Among the ambassadors supporting gay rights at this year’s Capital Pride Parade were, from left, Dutch Ambassador Henne Schuwer, British Ambassador Kim Darroch and Swedish Ambassador Björn Lyrvall. Photo: UK in USA
Sweden is a proud and longstanding advocate for equal human rights for LGBTI persons,” Lyrvall added. “Sweden has a deep relationship with the United States on LGBT rights, and I am proud of our efforts within the Global Equality Fund and our partnership with USAID. There are still many real challenges for the LGBT community globally, but let us make sure we also recognize the progress we have made.”
Sweden, for example, legalized homosexual relations in 1944. It granted same-sex couples adoption rights in 2003 and added a clause prohibiting discrimination based on sexual orientation to its constitution in 2011.
“Despite steps taken by several countries to decriminalize same-sex relations, discrimination is still widespread around the world. The human rights of LGBT persons are not respected,” Lyrvall cautioned.
In countries ranging from Iran to Uganda, gay people face not only discrimination, but in extreme cases death. Even in the United States, progress remains uneven. In a landmark decision, the Supreme Court ruled in 2015 that the constitution guarantees Americans the right to same-sex marriage. Earlier this month, the Pentagon lifted a longstanding ban on transgender service. At the same time, the Pulse massacre was a powerful reminder of the threats that the gay community continues to face.
From left, Icelandic Deputy Chief of Mission Erlingur Erlingsson, Finnish Ambassador Kirsti Kauppi, Norwegian Ambassador Kåre R. Aas, Danish Ambassador Lars Gert Lose and Swedish Ambassador Björn Lyrvall march in the Capital Pride Parade, which regularly attracts tens of thousands of participants and spectators.
“The unimaginable horrors that took place inside the Pulse nightclub in Orlando in the early hours of June 12 have sent a shockwave through the world,” wrote Norway’s Kåre R. Aas in a Huffington Post article on June 14.
“Yet while mourning and condemning this homophobic hate crime, I see what happened as a reminder that the vision of equal rights for everyone — regardless of ethnicity, religion, gender or sexual orientation — is still exactly that: a mere vision.
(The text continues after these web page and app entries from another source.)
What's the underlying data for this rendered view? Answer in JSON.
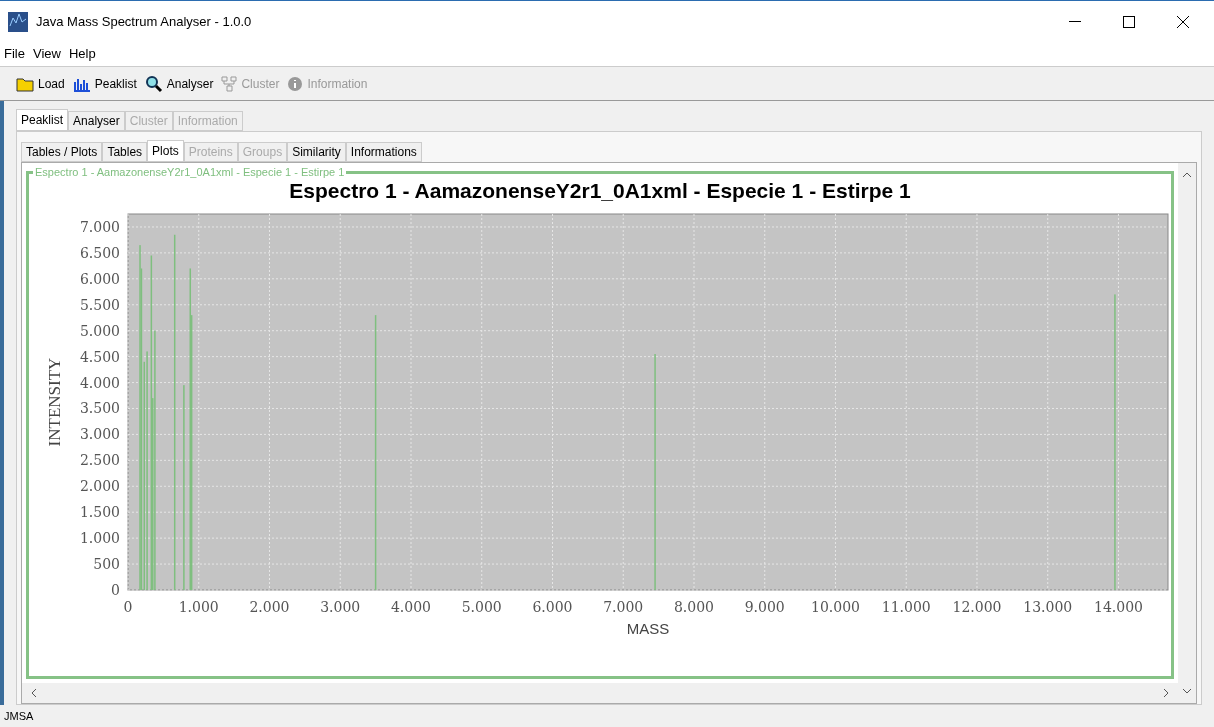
{
  "window": {
    "title": "Java Mass Spectrum Analyser  - 1.0.0"
  },
  "menu": [
    "File",
    "View",
    "Help"
  ],
  "toolbar": [
    {
      "label": "Load",
      "kind": "folder",
      "disabled": false
    },
    {
      "label": "Peaklist",
      "kind": "bars",
      "disabled": false
    },
    {
      "label": "Analyser",
      "kind": "magnifier",
      "disabled": false
    },
    {
      "label": "Cluster",
      "kind": "tree",
      "disabled": true
    },
    {
      "label": "Information",
      "kind": "info",
      "disabled": true
    }
  ],
  "tabs": [
    {
      "label": "Peaklist",
      "selected": true,
      "disabled": false
    },
    {
      "label": "Analyser",
      "selected": false,
      "disabled": false
    },
    {
      "label": "Cluster",
      "selected": false,
      "disabled": true
    },
    {
      "label": "Information",
      "selected": false,
      "disabled": true
    }
  ],
  "subtabs": [
    {
      "label": "Tables / Plots",
      "selected": false,
      "disabled": false
    },
    {
      "label": "Tables",
      "selected": false,
      "disabled": false
    },
    {
      "label": "Plots",
      "selected": true,
      "disabled": false
    },
    {
      "label": "Proteins",
      "selected": false,
      "disabled": true
    },
    {
      "label": "Groups",
      "selected": false,
      "disabled": true
    },
    {
      "label": "Similarity",
      "selected": false,
      "disabled": false
    },
    {
      "label": "Informations",
      "selected": false,
      "disabled": false
    }
  ],
  "panel": {
    "border_title": "Espectro 1 - AamazonenseY2r1_0A1xml - Especie 1 - Estirpe 1",
    "chart_data": {
      "type": "bar",
      "title": "Espectro 1 - AamazonenseY2r1_0A1xml - Especie 1 - Estirpe 1",
      "xlabel": "MASS",
      "ylabel": "INTENSITY",
      "x": [
        170,
        190,
        230,
        270,
        330,
        350,
        380,
        660,
        790,
        880,
        900,
        3500,
        7450,
        13950
      ],
      "grid": true,
      "series": [
        {
          "color": "#7fbf7f",
          "values": [
            6650,
            6200,
            4400,
            4600,
            6450,
            3700,
            5000,
            6850,
            3950,
            6200,
            5300,
            5300,
            4550,
            5700
          ]
        }
      ],
      "xlim": [
        0,
        14700
      ],
      "ylim": [
        0,
        7250
      ],
      "xticks": [
        {
          "value": 0,
          "label": "0"
        },
        {
          "value": 1000,
          "label": "1.000"
        },
        {
          "value": 2000,
          "label": "2.000"
        },
        {
          "value": 3000,
          "label": "3.000"
        },
        {
          "value": 4000,
          "label": "4.000"
        },
        {
          "value": 5000,
          "label": "5.000"
        },
        {
          "value": 6000,
          "label": "6.000"
        },
        {
          "value": 7000,
          "label": "7.000"
        },
        {
          "value": 8000,
          "label": "8.000"
        },
        {
          "value": 9000,
          "label": "9.000"
        },
        {
          "value": 10000,
          "label": "10.000"
        },
        {
          "value": 11000,
          "label": "11.000"
        },
        {
          "value": 12000,
          "label": "12.000"
        },
        {
          "value": 13000,
          "label": "13.000"
        },
        {
          "value": 14000,
          "label": "14.000"
        }
      ],
      "yticks": [
        {
          "value": 0,
          "label": "0"
        },
        {
          "value": 500,
          "label": "500"
        },
        {
          "value": 1000,
          "label": "1.000"
        },
        {
          "value": 1500,
          "label": "1.500"
        },
        {
          "value": 2000,
          "label": "2.000"
        },
        {
          "value": 2500,
          "label": "2.500"
        },
        {
          "value": 3000,
          "label": "3.000"
        },
        {
          "value": 3500,
          "label": "3.500"
        },
        {
          "value": 4000,
          "label": "4.000"
        },
        {
          "value": 4500,
          "label": "4.500"
        },
        {
          "value": 5000,
          "label": "5.000"
        },
        {
          "value": 5500,
          "label": "5.500"
        },
        {
          "value": 6000,
          "label": "6.000"
        },
        {
          "value": 6500,
          "label": "6.500"
        },
        {
          "value": 7000,
          "label": "7.000"
        }
      ]
    }
  },
  "status_bar": "JMSA"
}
Millions of people are suffering every day from oppression, whether psychological, cultural or in the form of physical violence and persecution.”
Sweden’s Lyrvall said collective global action and unity are needed to combat discrimination and hate crimes against the gay community.
Aas added that awareness often begins close to home.
“The other day, a colleague asked me why I have this personal investment in LGBTI issues,” the Norwegian ambassador wrote in his blog. “The answer is that my commitment comes from understanding, and that my understanding comes from interaction. I have gay friends and gay colleagues. I have seen how the frames of their lives have changed over the past few decades, as society has moved from abhorrence to acceptance. For me, the world is a better place when prejudice is defeated and dignity prevails. Doing my part seems only natural.”
Anna Gawel is managing editor of The Washington Diplomat.